Summing up. The older your cameras were that you took the video with will probably limit quality. 2 head mono vs 5 head stereo. The settings you used to record EP,LP,SP. We used EP because we didn't know we were going to have computers to convert to digital and were cheap on buying tapes lol. The playback machine you are using now will affect quality. One with S-Video output should be a better machine than an older one. I have an old mono machine that I don't use but we didn't know better or have other options. I have a 4 head combo VHS/DVD recorder that has colorstream (component) video out that I use for playback to my Pyro. Better video? Nor sure but better electronics I hope. These factors are part of the reasons I think Steve is saying VHS is VHS. The older tapes may be worse than newer ones and you hope your playback machine and video program can help it look better.
More thoughts but you will have to experiment as others have said. When you share to DVD out the back end of PrE and use the "Fit to Disc" it gives the bitrate to fill the disc in a little window there. I guess I need to ask the moderators if that is at a VBR or not. Anyway if you think it is too low you can put less on the disc. Getting more complex. Not sure what you have thought of already. I'm thinking my PrE puts a max of 8000 and a target of 6000 for default rates if I don't use the fit to disc but can't remember for sure. Haven't been able to do video for a while. too many interruptions and a mix of stuff to sort through on VHS tapes. We just recorded whatever on any tape we could grab lol.
Will you guys correct me if I'm wrong please. Just my take on things
I cannot understand putting so much energy in getting vhs on dvd as you can buy them in bluray, sharp images and beautiful colors. But that is me.
If it were old family movies I can understand but Disney stuff....
Fascinating isn't it. Why do we even bother with home video? I think for me the two key words here are Nostalgia and Memories. I'm approaching 65 and my kids are in their 30's and 40's. I'm not sure how old you are (women don't like to tell ha ha) but we grew up watching Disney together. We watch this old stuff to say "oh look, that's the way we were". Remembering the good times we think.
I have bought some of the newer Disney DVD's. But if you compare them side by side with the detail and color of the original, they are not the same. When I have read reviews on various remastered? old Disney that was a major complaint. People buy the new ones to share old memories.
Actually they were easy to do and helped me with the learning curve on Menus and Scene markers. (The worst part is the wear and tear on the tape player) When importing the tape you don't have to sort through to see what you want to save unless you don't want all the old previews. Just let it run for the length of the movie and stop the import. Go off and do something else if you want while the tape is running unless you think you are going to have glitches. Once you have it on the timeline it's easy to find some places to put some scene markers because it's digital. Zip back and forth through the movie. Find a Menu you like, copy some short clips out of the movie if you want to add animation to the Menus or Scenes and create a DVD that looks like the original (but has the scene markers to go to instead of having to run the tape to where you left off if you didn't watch the whole thing in one sitting)

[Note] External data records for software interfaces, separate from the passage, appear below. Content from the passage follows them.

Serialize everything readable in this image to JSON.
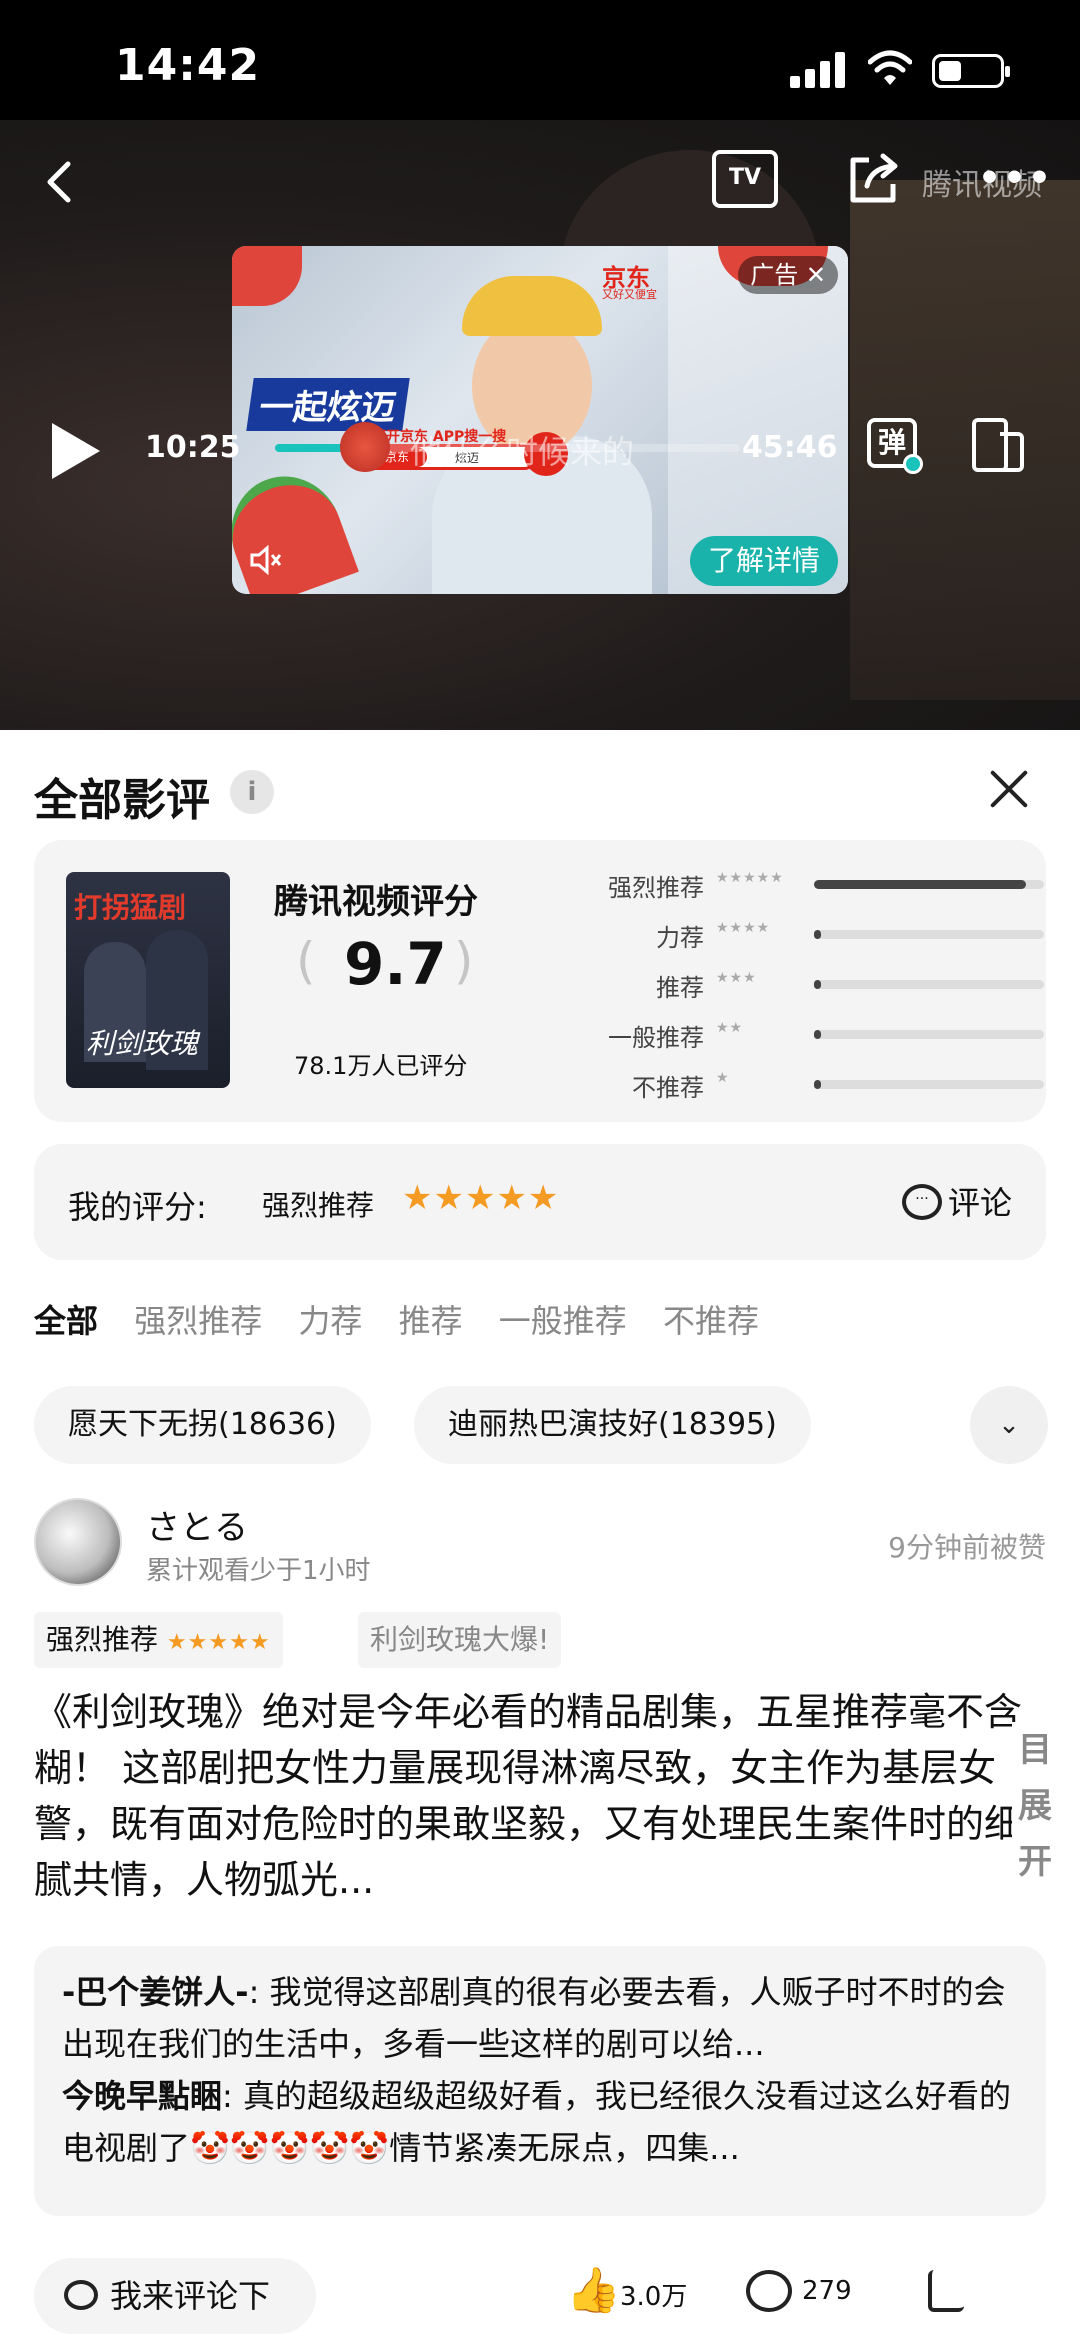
{
  "status": {
    "time": "14:42"
  },
  "video": {
    "tv_label": "TV",
    "watermark": "腾讯视频",
    "ad": {
      "slogan": "一起炫迈",
      "badge": "广告 ✕",
      "brand": "京东",
      "brand_sub": "又好又便宜",
      "open_text": "打开京东 APP搜一搜",
      "search_brand": "京东",
      "search_query": "炫迈",
      "detail_button": "了解详情"
    },
    "current_time": "10:25",
    "total_time": "45:46",
    "progress_fraction": 0.15,
    "danmu_text": "他什么时候来的",
    "danmu_button": "弹"
  },
  "panel": {
    "title": "全部影评",
    "info_icon": "i",
    "score_card": {
      "poster_title_top": "打拐猛剧",
      "poster_title_bottom": "利剑玫瑰",
      "title": "腾讯视频评分",
      "score": "9.7",
      "count": "78.1万人已评分",
      "distribution": [
        {
          "label": "强烈推荐",
          "stars": "★★★★★",
          "fraction": 0.92
        },
        {
          "label": "力荐",
          "stars": "★★★★",
          "fraction": 0.03
        },
        {
          "label": "推荐",
          "stars": "★★★",
          "fraction": 0.03
        },
        {
          "label": "一般推荐",
          "stars": "★★",
          "fraction": 0.03
        },
        {
          "label": "不推荐",
          "stars": "★",
          "fraction": 0.03
        }
      ]
    },
    "my_score": {
      "label": "我的评分:",
      "value": "强烈推荐",
      "stars": "★★★★★",
      "comment_label": "评论"
    },
    "filters": [
      "全部",
      "强烈推荐",
      "力荐",
      "推荐",
      "一般推荐",
      "不推荐"
    ],
    "tags": [
      "愿天下无拐(18636)",
      "迪丽热巴演技好(18395)"
    ],
    "review": {
      "username": "さとる",
      "subtitle": "累计观看少于1小时",
      "liked": "9分钟前被赞",
      "rating_label": "强烈推荐",
      "rating_stars": "★★★★★",
      "tag": "利剑玫瑰大爆!",
      "body": "《利剑玫瑰》绝对是今年必看的精品剧集，五星推荐毫不含糊！ 这部剧把女性力量展现得淋漓尽致，女主作为基层女警，既有面对危险时的果敢坚毅，又有处理民生案件时的细腻共情，人物弧光...",
      "expand": "目展开"
    },
    "replies": [
      {
        "user": "-巴个姜饼人-",
        "text": ": 我觉得这部剧真的很有必要去看，人贩子时不时的会出现在我们的生活中，多看一些这样的剧可以给..."
      },
      {
        "user": "今晚早點睏",
        "text": ": 真的超级超级超级好看，我已经很久没看过这么好看的电视剧了🤡🤡🤡🤡🤡情节紧凑无尿点，四集..."
      }
    ],
    "bottom": {
      "comment_placeholder": "我来评论下",
      "likes": "3.0万",
      "comments": "279"
    }
  }
}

Other notes. Unless you have a copy program for the newer DVD's do you want to loan them out? You have to remember who you loaned them to and hope they don't get ruined. How many things have you loaned out and had stuff happen. You spend $15 to $30 for each DVD you buy? I always have a spare DVD of what I've made and a copy on my hard drive so I can make more if somebody wants one. Costs me 40 cents for a disc and a case and they can keep it. I don't have to remember anything lol.
I dont mind telIing you or the world I am 61. I have watched Disney with the kids and now grandchild, and she brings along her BD disks to watch at our place...
In the past I have digitized super8 and vhs, just home movies.